Wonderwerk Cave - 43kms south of Kuruman on the R31 to Daniëlskuil, this cave has a history covering almost a million years and is virtually a textbook account of the evolvement of humankind in South Africa. The deep cavern (140 metres) has been home to many peoples throughout the ages including, in more recent times, a farmer by the name of N.J.Bosman. Together with his wife, eleven sons, and three daughters, he lived in the cave from 1909 to 1911 while he built the present homestead, and thereafter it was used as a shelter for his stock. There is a small museum at the site.
The Eye at Kuruman - this fountain produces 20-million litres of crystal clear water daily.
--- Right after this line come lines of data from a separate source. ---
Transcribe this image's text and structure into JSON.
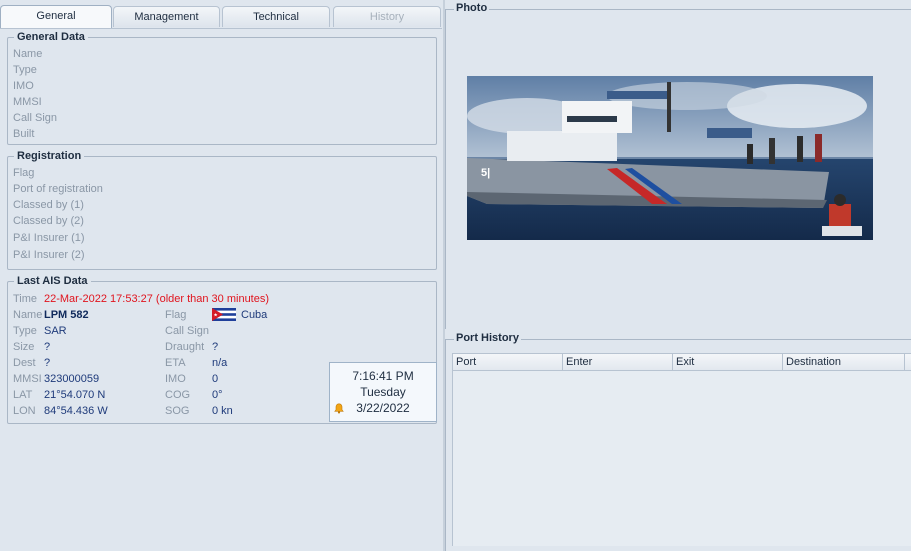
{
  "tabs": [
    {
      "label": "General",
      "state": "active"
    },
    {
      "label": "Management",
      "state": "normal"
    },
    {
      "label": "Technical",
      "state": "normal"
    },
    {
      "label": "History",
      "state": "disabled"
    }
  ],
  "general_data": {
    "title": "General Data",
    "fields": [
      "Name",
      "Type",
      "IMO",
      "MMSI",
      "Call Sign",
      "Built"
    ]
  },
  "registration": {
    "title": "Registration",
    "fields": [
      "Flag",
      "Port of registration",
      "Classed by (1)",
      "Classed by (2)",
      "P&I Insurer (1)",
      "P&I Insurer (2)"
    ]
  },
  "ais": {
    "title": "Last AIS Data",
    "time_label": "Time",
    "time_value": "22-Mar-2022 17:53:27 (older than 30 minutes)",
    "left": [
      {
        "label": "Name",
        "value": "LPM 582"
      },
      {
        "label": "Type",
        "value": "SAR"
      },
      {
        "label": "Size",
        "value": "?"
      },
      {
        "label": "Dest",
        "value": "?"
      },
      {
        "label": "MMSI",
        "value": "323000059"
      },
      {
        "label": "LAT",
        "value": "21°54.070 N"
      },
      {
        "label": "LON",
        "value": "84°54.436 W"
      }
    ],
    "right": [
      {
        "label": "Flag",
        "value": "Cuba"
      },
      {
        "label": "Call Sign",
        "value": ""
      },
      {
        "label": "Draught",
        "value": "?"
      },
      {
        "label": "ETA",
        "value": "n/a"
      },
      {
        "label": "IMO",
        "value": "0"
      },
      {
        "label": "COG",
        "value": "0°"
      },
      {
        "label": "SOG",
        "value": "0 kn"
      }
    ]
  },
  "clock": {
    "time": "7:16:41 PM",
    "day": "Tuesday",
    "date": "3/22/2022"
  },
  "photo_panel": {
    "title": "Photo"
  },
  "port_history": {
    "title": "Port History",
    "columns": [
      "Port",
      "Enter",
      "Exit",
      "Destination"
    ]
  },
  "colors": {
    "background": "#dfe6ee",
    "warning": "#e0141e",
    "value": "#1e3a7a"
  }
}
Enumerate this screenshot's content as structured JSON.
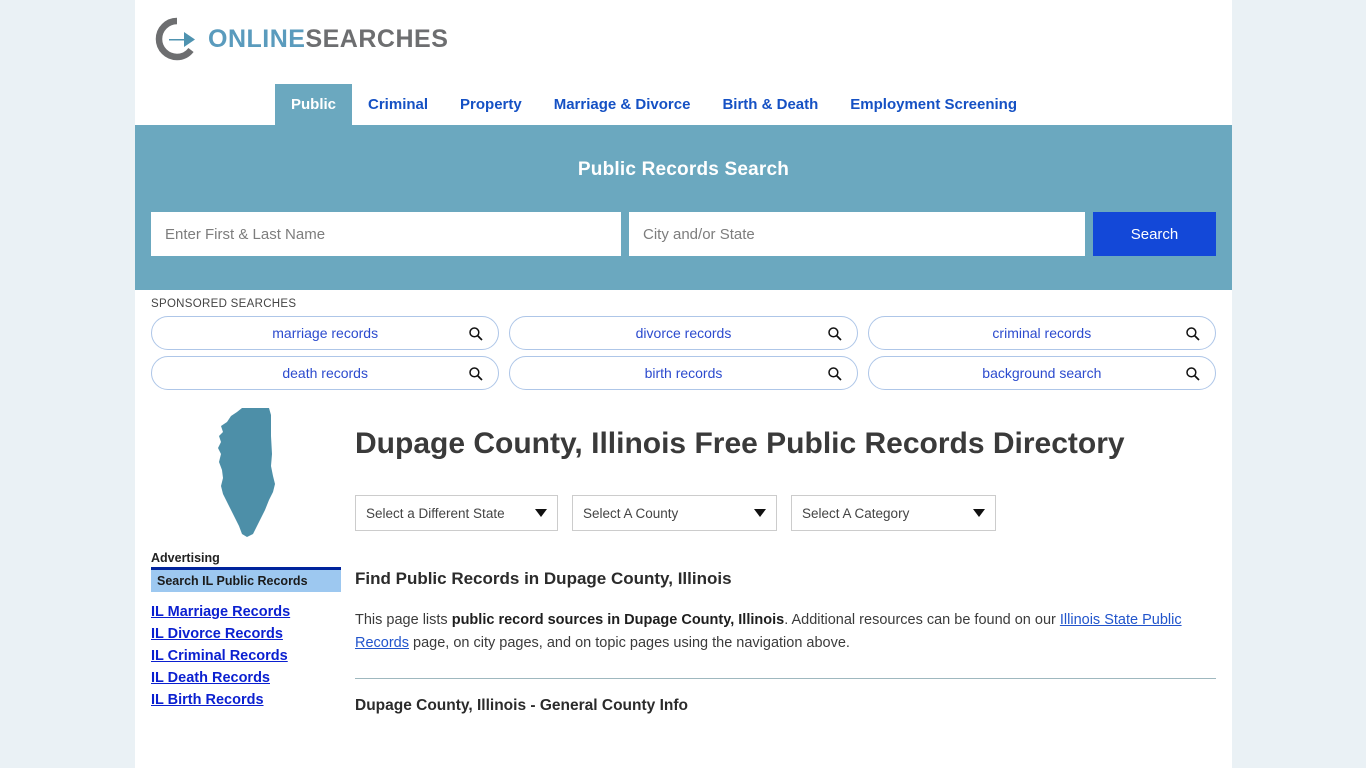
{
  "brand": {
    "logo_icon": "circle-arrow-icon",
    "name_part1": "ONLINE",
    "name_part2": "SEARCHES",
    "accent_blue": "#5a9bbd",
    "accent_gray": "#6d6e70"
  },
  "nav": {
    "tabs": [
      {
        "label": "Public",
        "active": true
      },
      {
        "label": "Criminal",
        "active": false
      },
      {
        "label": "Property",
        "active": false
      },
      {
        "label": "Marriage & Divorce",
        "active": false
      },
      {
        "label": "Birth & Death",
        "active": false
      },
      {
        "label": "Employment Screening",
        "active": false
      }
    ]
  },
  "search": {
    "title": "Public Records Search",
    "name_value": "",
    "name_placeholder": "Enter First & Last Name",
    "city_value": "",
    "city_placeholder": "City and/or State",
    "button_label": "Search",
    "band_color": "#6ba8bf",
    "button_color": "#1348d8"
  },
  "sponsored": {
    "label": "SPONSORED SEARCHES",
    "icon": "search-icon",
    "items": [
      {
        "label": "marriage records"
      },
      {
        "label": "divorce records"
      },
      {
        "label": "criminal records"
      },
      {
        "label": "death records"
      },
      {
        "label": "birth records"
      },
      {
        "label": "background search"
      }
    ]
  },
  "page": {
    "state_shape_icon": "illinois-state-outline-icon",
    "state_shape_color": "#4d8fa8",
    "title": "Dupage County, Illinois Free Public Records Directory"
  },
  "filters": [
    {
      "name": "state",
      "selected": "Select a Different State"
    },
    {
      "name": "county",
      "selected": "Select A County"
    },
    {
      "name": "category",
      "selected": "Select A Category"
    }
  ],
  "main": {
    "section_heading": "Find Public Records in Dupage County, Illinois",
    "intro_part1": "This page lists ",
    "intro_bold": "public record sources in Dupage County, Illinois",
    "intro_part2": ". Additional resources can be found on our ",
    "intro_link": "Illinois State Public Records",
    "intro_part3": " page, on city pages, and on topic pages using the navigation above.",
    "subsection_heading": "Dupage County, Illinois - General County Info"
  },
  "sidebar": {
    "advertising_label": "Advertising",
    "ad_heading": "Search IL Public Records",
    "ad_heading_bg": "#9dc8f0",
    "rule_color": "#00239c",
    "links": [
      {
        "label": "IL Marriage Records"
      },
      {
        "label": "IL Divorce Records"
      },
      {
        "label": "IL Criminal Records"
      },
      {
        "label": "IL Death Records"
      },
      {
        "label": "IL Birth Records"
      }
    ]
  }
}
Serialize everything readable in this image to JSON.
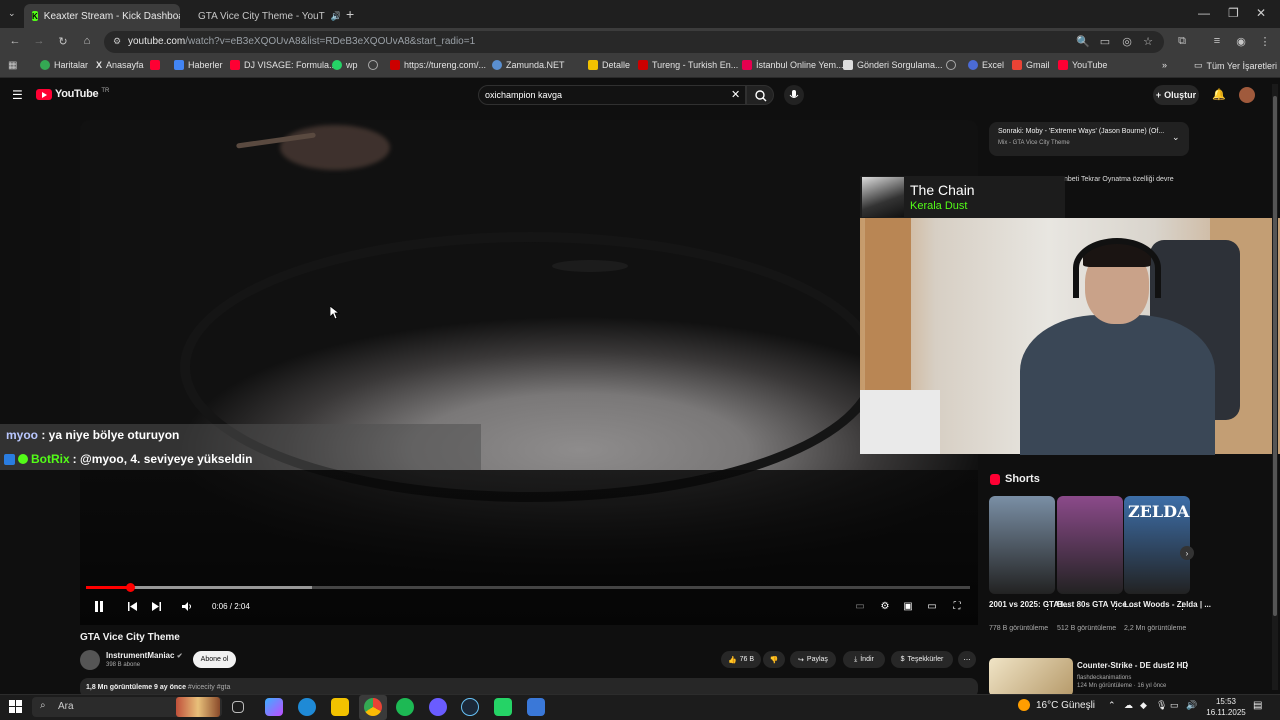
{
  "browser": {
    "tabs": [
      {
        "label": "Kеaxter Stream - Kick Dashboar",
        "active": true
      },
      {
        "label": "GTA Vice City Theme - YouT",
        "active": false
      }
    ],
    "url": {
      "host": "youtube.com",
      "path": "/watch?v=eB3eXQOUvA8&list=RDeB3eXQOUvA8&start_radio=1"
    },
    "bookmarks": [
      "Haritalar",
      "Anasayfa",
      "Haberler",
      "DJ VISAGE: Formula...",
      "wp",
      "https://tureng.com/...",
      "Zamunda.NET",
      "Detalle",
      "Tureng - Turkish En...",
      "İstanbul Online Yem...",
      "Gönderi Sorgulama...",
      "Excel",
      "Gmail",
      "YouTube"
    ],
    "all_bookmarks": "Tüm Yer İşaretleri"
  },
  "youtube": {
    "logo": "YouTube",
    "region": "TR",
    "search_value": "oxichampion kavga",
    "create_label": "Oluştur"
  },
  "player": {
    "time": "0:06 / 2:04",
    "progress_fraction": 0.05
  },
  "chat": [
    {
      "user": "myoo",
      "text": " : ya niye bölye oturuyon"
    },
    {
      "user": "BotRix",
      "text": " : @myoo, 4. seviyeye yükseldin"
    }
  ],
  "next_up": {
    "title": "Sonraki: Moby - 'Extreme Ways' (Jason Bourne) (Of...",
    "subtitle": "Mix - GTA Vice City Theme"
  },
  "overlay": {
    "song_title": "The Chain",
    "song_artist": "Kerala Dust",
    "note": "nbeti Tekrar Oynatma özelliği devre"
  },
  "video": {
    "title": "GTA Vice City Theme",
    "channel": "InstrumentManiac",
    "subscribers": "398 B abone",
    "subscribe_label": "Abone ol",
    "likes": "76 B",
    "share_label": "Paylaş",
    "download_label": "İndir",
    "thanks_label": "Teşekkürler",
    "desc_stats": "1,8 Mn görüntüleme  9 ay önce",
    "desc_tags": "#vicecity #gta"
  },
  "shorts": {
    "heading": "Shorts",
    "items": [
      {
        "title": "2001 vs 2025: GTA I...",
        "views": "778 B görüntüleme",
        "color": "#7a8fa5"
      },
      {
        "title": "Best 80s GTA Vice ...",
        "views": "512 B görüntüleme",
        "color": "#8b4a8a"
      },
      {
        "title": "Lost Woods - Zelda | ...",
        "views": "2,2 Mn görüntüleme",
        "color": "#3d6ea8"
      }
    ]
  },
  "related": {
    "title": "Counter-Strike - DE dust2 HD",
    "channel": "flashdeckanimations",
    "views": "124 Mn görüntüleme · 16 yıl önce"
  },
  "taskbar": {
    "search": "Ara",
    "weather": "16°C  Güneşli",
    "time": "15:53",
    "date": "16.11.2025"
  }
}
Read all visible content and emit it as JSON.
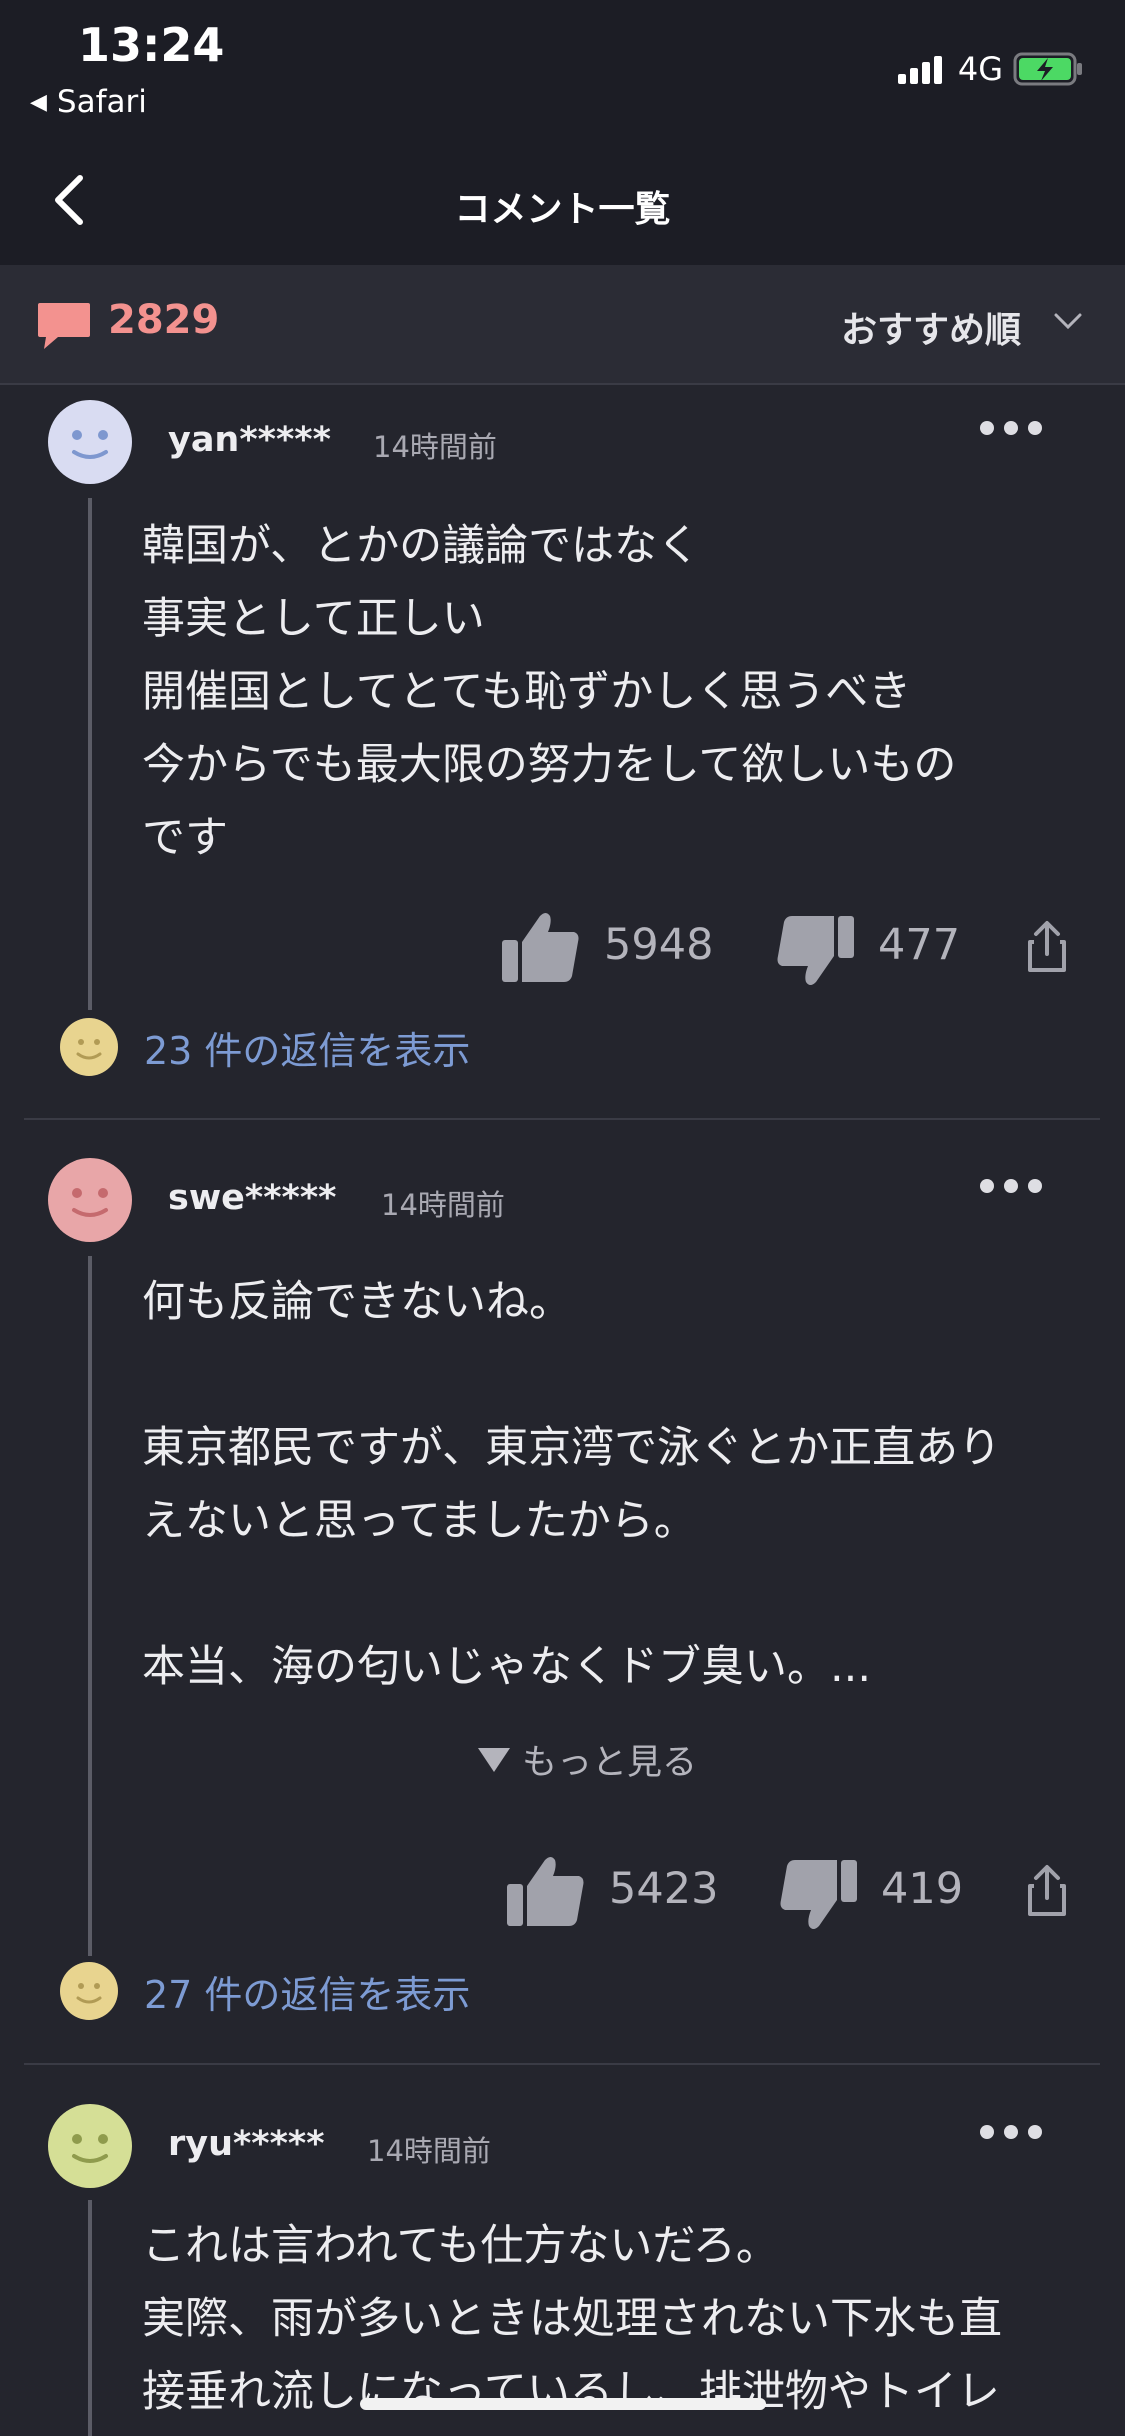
{
  "status_bar": {
    "time": "13:24",
    "back_app": "Safari",
    "network": "4G"
  },
  "nav": {
    "title": "コメント一覧"
  },
  "summary": {
    "comment_count": "2829",
    "sort_label": "おすすめ順"
  },
  "comments": [
    {
      "username": "yan*****",
      "timestamp": "14時間前",
      "body": "韓国が、とかの議論ではなく\n事実として正しい\n開催国としてとても恥ずかしく思うべき\n今からでも最大限の努力をして欲しいもの\nです",
      "likes": "5948",
      "dislikes": "477",
      "replies": "23 件の返信を表示",
      "avatar_color": "#d9dcf2"
    },
    {
      "username": "swe*****",
      "timestamp": "14時間前",
      "body": "何も反論できないね。\n\n東京都民ですが、東京湾で泳ぐとか正直あり\nえないと思ってましたから。\n\n本当、海の匂いじゃなくドブ臭い。...",
      "see_more": "もっと見る",
      "likes": "5423",
      "dislikes": "419",
      "replies": "27 件の返信を表示",
      "avatar_color": "#e8a6a8"
    },
    {
      "username": "ryu*****",
      "timestamp": "14時間前",
      "body": "これは言われても仕方ないだろ。\n実際、雨が多いときは処理されない下水も直\n接垂れ流しになっているし、排泄物やトイレ",
      "avatar_color": "#d5df96"
    }
  ],
  "colors": {
    "accent_count": "#f3928f",
    "reply_link": "#7d9bd3",
    "background": "#24252d"
  }
}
The calm waters are speckled with lilies and reflections from surrounding trees and a visit is pleasant at any time of day. The shady grass verges are a place for quiet contemplation while watching fat carp and other fish species basking on the sandy bed.
Sishen iron ore mine - even for those only vaguely interested in great dusty holes in the earth and noisy, smoke-belching diesel machinery, a tour of the open cast mine at Kathu, which is one of the biggest manmade holes in the world, is mind-boggling. The sheer size of the equipment includes the biggest trucks in the world carrying 340 tons of earth. When the pit is in full production, it uses 5-million litres of diesel every month - that’s seven fuel tankers every single day.
Sishen Golf Course - for golfers this beautiful 18-hole championship course at Kathu, with its grassed fairways meandering through a forest of centuries-old Camelthorn trees, is rated amongst the top 20 courses in South Africa.
Tswalu - at 100 000ha this is the largest privately-owned game reserve in South Africa. Its custodians focus on protecting the natural environment, and their aim is to ensure guests have a first-class Kalahari experience. As a member of Relais & Chateaux, Tswalu offers superb accommodation in desert-sand-walled and thatched suites set below the curves of the Korannaberg Mountains. There are seventy mammal species including the desert black rhino and Kalahari lion. There are also 200+ bird species. It’s pricey and only for those with very big wallets.